Reproductive neuroendocrine function in the mare as reflected in the intercavernous sinus during ovulatory, anovulatory, and transitional seasons

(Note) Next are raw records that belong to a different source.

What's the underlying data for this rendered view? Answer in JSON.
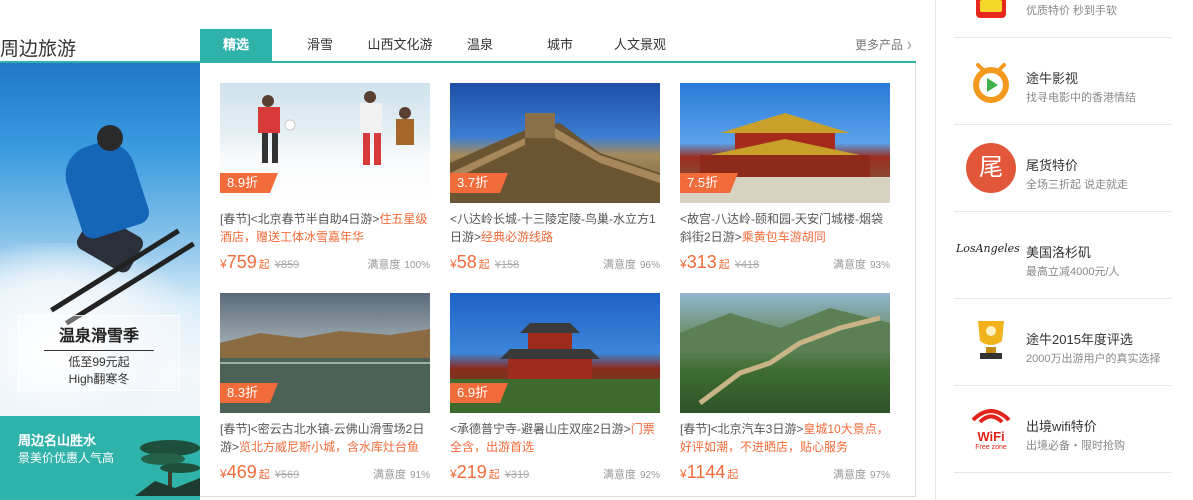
{
  "section": {
    "title": "周边旅游",
    "tabs": [
      "精选",
      "滑雪",
      "山西文化游",
      "温泉",
      "城市",
      "人文景观"
    ],
    "more": "更多产品"
  },
  "banner": {
    "title": "温泉滑雪季",
    "line1": "低至99元起",
    "line2": "High翻寒冬",
    "bottom_title": "周边名山胜水",
    "bottom_sub": "景美价优惠人气高"
  },
  "cards": [
    {
      "badge": "8.9折",
      "tag": "[春节]",
      "title": "<北京春节半自助4日游>",
      "highlight": "住五星级酒店，赠送工体冰雪嘉年华",
      "currency": "¥",
      "price": "759",
      "unit": "起",
      "orig": "¥859",
      "sat_label": "满意度",
      "sat": "100%"
    },
    {
      "badge": "3.7折",
      "tag": "",
      "title": "<八达岭长城-十三陵定陵-鸟巢-水立方1日游>",
      "highlight": "经典必游线路",
      "currency": "¥",
      "price": "58",
      "unit": "起",
      "orig": "¥158",
      "sat_label": "满意度",
      "sat": "96%"
    },
    {
      "badge": "7.5折",
      "tag": "",
      "title": "<故宫-八达岭-颐和园-天安门城楼-烟袋斜街2日游>",
      "highlight": "乘黄包车游胡同",
      "currency": "¥",
      "price": "313",
      "unit": "起",
      "orig": "¥418",
      "sat_label": "满意度",
      "sat": "93%"
    },
    {
      "badge": "8.3折",
      "tag": "[春节]",
      "title": "<密云古北水镇-云佛山滑雪场2日游>",
      "highlight": "览北方威尼斯小城，含水库灶台鱼",
      "currency": "¥",
      "price": "469",
      "unit": "起",
      "orig": "¥569",
      "sat_label": "满意度",
      "sat": "91%"
    },
    {
      "badge": "6.9折",
      "tag": "",
      "title": "<承德普宁寺-避暑山庄双座2日游>",
      "highlight": "门票全含，出游首选",
      "currency": "¥",
      "price": "219",
      "unit": "起",
      "orig": "¥319",
      "sat_label": "满意度",
      "sat": "92%"
    },
    {
      "badge": "",
      "tag": "[春节]",
      "title": "<北京汽车3日游>",
      "highlight": "皇城10大景点，好评如潮，不进晒店，贴心服务",
      "currency": "¥",
      "price": "1144",
      "unit": "起",
      "orig": "",
      "sat_label": "满意度",
      "sat": "97%"
    }
  ],
  "sidebar": [
    {
      "title": "",
      "sub": "优质特价 秒到手软",
      "icon": "seckill-icon"
    },
    {
      "title": "途牛影视",
      "sub": "找寻电影中的香港情结",
      "icon": "video-icon"
    },
    {
      "title": "尾货特价",
      "sub": "全场三折起 说走就走",
      "icon": "tail-sale-icon",
      "icon_text": "尾"
    },
    {
      "title": "美国洛杉矶",
      "sub": "最高立减4000元/人",
      "icon": "los-angeles-icon",
      "icon_text": "LosAngeles"
    },
    {
      "title": "途牛2015年度评选",
      "sub": "2000万出游用户的真实选择",
      "icon": "trophy-icon"
    },
    {
      "title": "出境wifi特价",
      "sub": "出境必备・限时抢购",
      "icon": "wifi-icon",
      "icon_text": "WiFi",
      "icon_text2": "Free zone"
    }
  ],
  "colors": {
    "accent": "#2fb2aa",
    "price": "#f26b3a",
    "badge": "#f26b3a"
  }
}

We hypothesized that marked reductions in secretion of luteinizing hormone (LH) during transitional and anovulatory periods can be accounted for by similar reductions in hypothalamic gonadotropin-releasing hormone (GnRH) secretion. Catheters were inserted surgically into the intercavernous sinus (ICS) of seven non-pregnant mares via the superficial facial vein during the ovulatory season (August 12-23), fall transition (November 15-30), the anovulatory season (January 19 - February 1) and spring transition (March 24 - May 12). Catheter placement was confirmed and standardized in each mare by lateral radiography. Ovarian status was monitored throughout the study by transrectal ultrasonography and serum concentrations of progesterone. During the breeding season, ICS blood samples were collected at 5-min intervals for 8 h when the dominant follicle reached approximately 35 mm and estrous behavior was observed. All mares ovulated within 5 d after sampling, except one mare who ovulated < 24 h before sampling. During the fall, mares were anovulatory (n = 5) or had a final ovulation within 5 d following intensive sampling (n = 2). Winter anovulation sampling was performed when all mares were anovulatory. During spring transition, each mare was sampled just before the second ovulation of the season. Similar to the ovulatory season, mares were sampled when the dominant, preovulatory follicle reached approximately 35 mm and estrous behavior was observed. Mean concentrations of LH were markedly higher (P < 0.01) during the breeding season than during all other seasons. Lower mean concentrations of LH in the fall transition, winter anovulation and spring transition sampling periods occurred coincident with a similar reduction (P < 0.01) in amplitude of LH pulses. Unexpectedly, neither the frequency (pulse/8 h) of LH pulses, frequency and amplitude of GnRH pulses, nor mean concentrations of GnRH differed among seasons. In addition, there were no differences observed due to season in mean concentrations of FSH or amplitude of FSH pulses. However, a small but significant (P < 0.05) reduction in the frequency of FSH pulses was observed during fall transition compared to all other seasons. In summary, contrary to accepted dogma, these results indicate that the photoperiodic initiation of seasonal anovulation in the mare is mediated at the level of the anterior pituitary, and appears to occur through a dampening of gonadotroph responsiveness to an unchanging pattern and magnitude of GnRH secretion.